■ Data for this task:
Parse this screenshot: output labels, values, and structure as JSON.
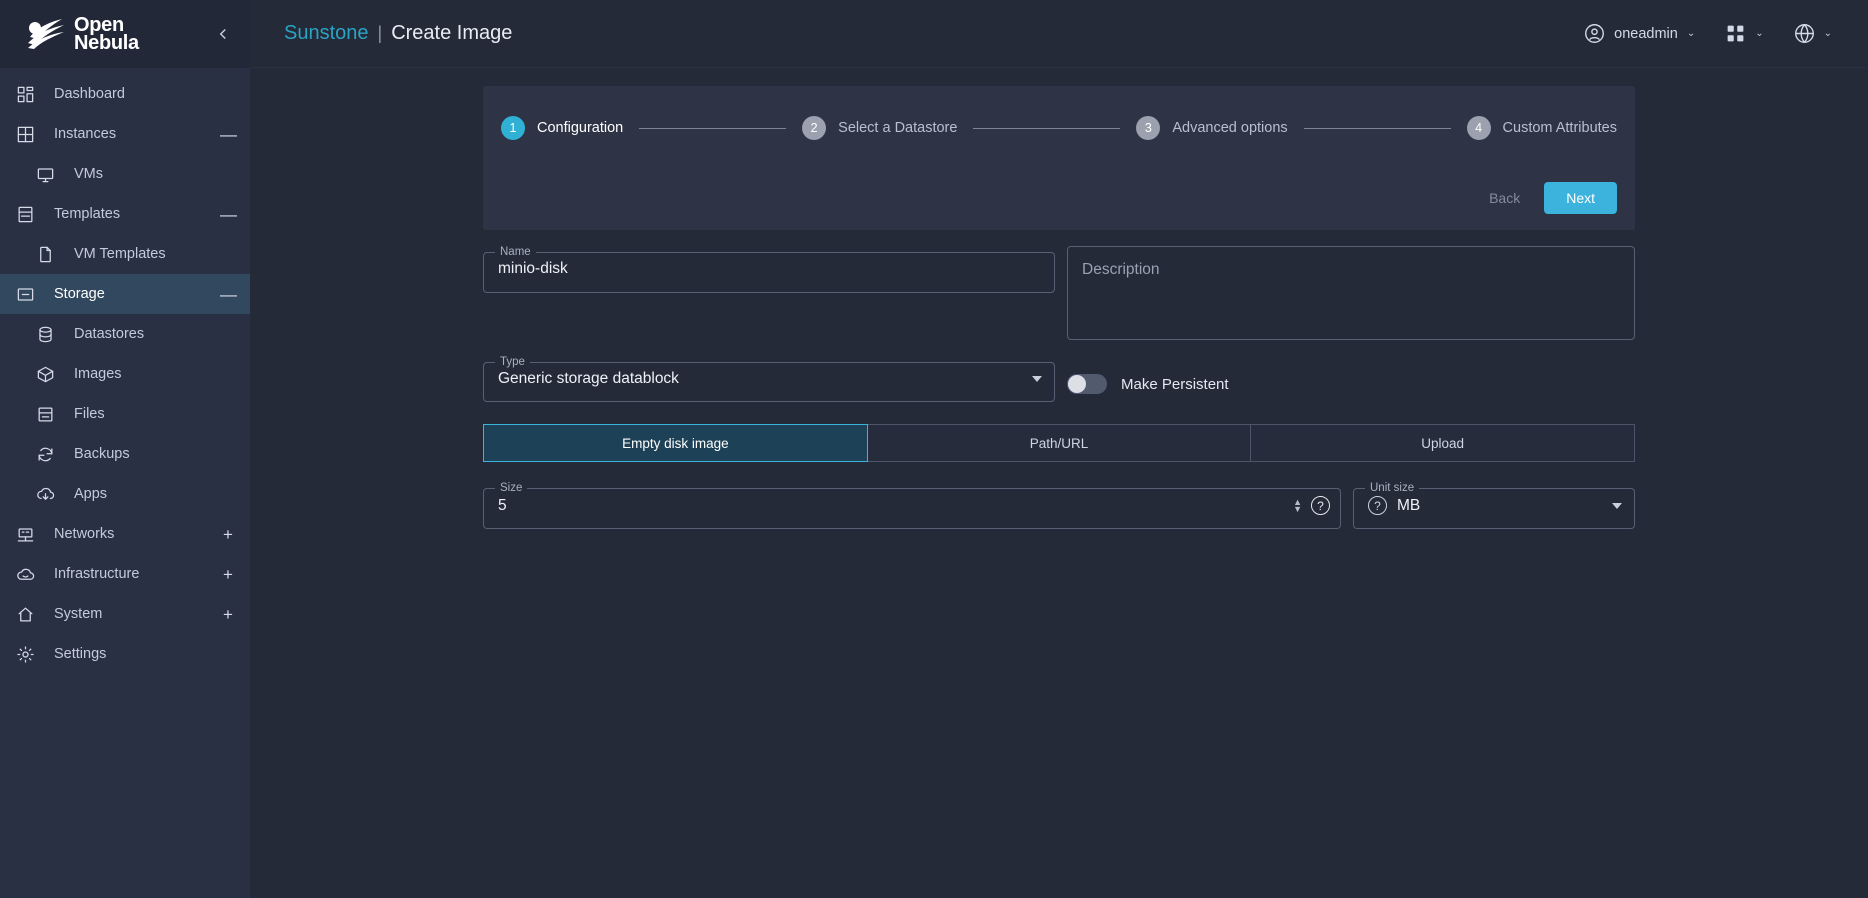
{
  "brand": {
    "line1": "Open",
    "line2": "Nebula",
    "collapse_icon": "chevron-left-icon"
  },
  "sidebar": {
    "items": [
      {
        "label": "Dashboard",
        "icon": "dashboard-icon",
        "level": 0,
        "expand": "",
        "active": false
      },
      {
        "label": "Instances",
        "icon": "grid-icon",
        "level": 0,
        "expand": "—",
        "active": false
      },
      {
        "label": "VMs",
        "icon": "monitor-icon",
        "level": 1,
        "expand": "",
        "active": false
      },
      {
        "label": "Templates",
        "icon": "template-icon",
        "level": 0,
        "expand": "—",
        "active": false
      },
      {
        "label": "VM Templates",
        "icon": "file-icon",
        "level": 1,
        "expand": "",
        "active": false
      },
      {
        "label": "Storage",
        "icon": "storage-icon",
        "level": 0,
        "expand": "—",
        "active": true
      },
      {
        "label": "Datastores",
        "icon": "database-icon",
        "level": 1,
        "expand": "",
        "active": false
      },
      {
        "label": "Images",
        "icon": "box-icon",
        "level": 1,
        "expand": "",
        "active": false
      },
      {
        "label": "Files",
        "icon": "files-icon",
        "level": 1,
        "expand": "",
        "active": false
      },
      {
        "label": "Backups",
        "icon": "refresh-icon",
        "level": 1,
        "expand": "",
        "active": false
      },
      {
        "label": "Apps",
        "icon": "cloud-download-icon",
        "level": 1,
        "expand": "",
        "active": false
      },
      {
        "label": "Networks",
        "icon": "network-icon",
        "level": 0,
        "expand": "+",
        "active": false
      },
      {
        "label": "Infrastructure",
        "icon": "cloud-icon",
        "level": 0,
        "expand": "+",
        "active": false
      },
      {
        "label": "System",
        "icon": "home-icon",
        "level": 0,
        "expand": "+",
        "active": false
      },
      {
        "label": "Settings",
        "icon": "gear-icon",
        "level": 0,
        "expand": "",
        "active": false
      }
    ]
  },
  "topbar": {
    "app_name": "Sunstone",
    "separator": "|",
    "page_title": "Create Image",
    "user": "oneadmin",
    "user_icon": "user-circle-icon",
    "apps_icon": "apps-grid-icon",
    "language_icon": "globe-icon",
    "caret": "⌄"
  },
  "wizard": {
    "steps": [
      {
        "num": "1",
        "label": "Configuration",
        "current": true
      },
      {
        "num": "2",
        "label": "Select a Datastore",
        "current": false
      },
      {
        "num": "3",
        "label": "Advanced options",
        "current": false
      },
      {
        "num": "4",
        "label": "Custom Attributes",
        "current": false
      }
    ],
    "back_label": "Back",
    "next_label": "Next"
  },
  "form": {
    "name": {
      "legend": "Name",
      "value": "minio-disk",
      "placeholder": ""
    },
    "description": {
      "placeholder": "Description",
      "value": ""
    },
    "type": {
      "legend": "Type",
      "value": "Generic storage datablock"
    },
    "persistent": {
      "label": "Make Persistent",
      "on": false
    },
    "source_tabs": [
      {
        "label": "Empty disk image",
        "active": true
      },
      {
        "label": "Path/URL",
        "active": false
      },
      {
        "label": "Upload",
        "active": false
      }
    ],
    "size": {
      "legend": "Size",
      "value": "5",
      "help_icon": "question-circle-icon"
    },
    "unit": {
      "legend": "Unit size",
      "value": "MB",
      "help_icon": "question-circle-icon"
    }
  },
  "colors": {
    "accent": "#3cb3dd",
    "sidebar_bg": "#2a3044",
    "page_bg": "#242a38",
    "card_bg": "#2e3445",
    "active_item": "#31485e"
  }
}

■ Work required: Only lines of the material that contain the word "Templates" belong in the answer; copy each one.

■ Problem solution:
        "label": "Templates",
        "label": "VM Templates",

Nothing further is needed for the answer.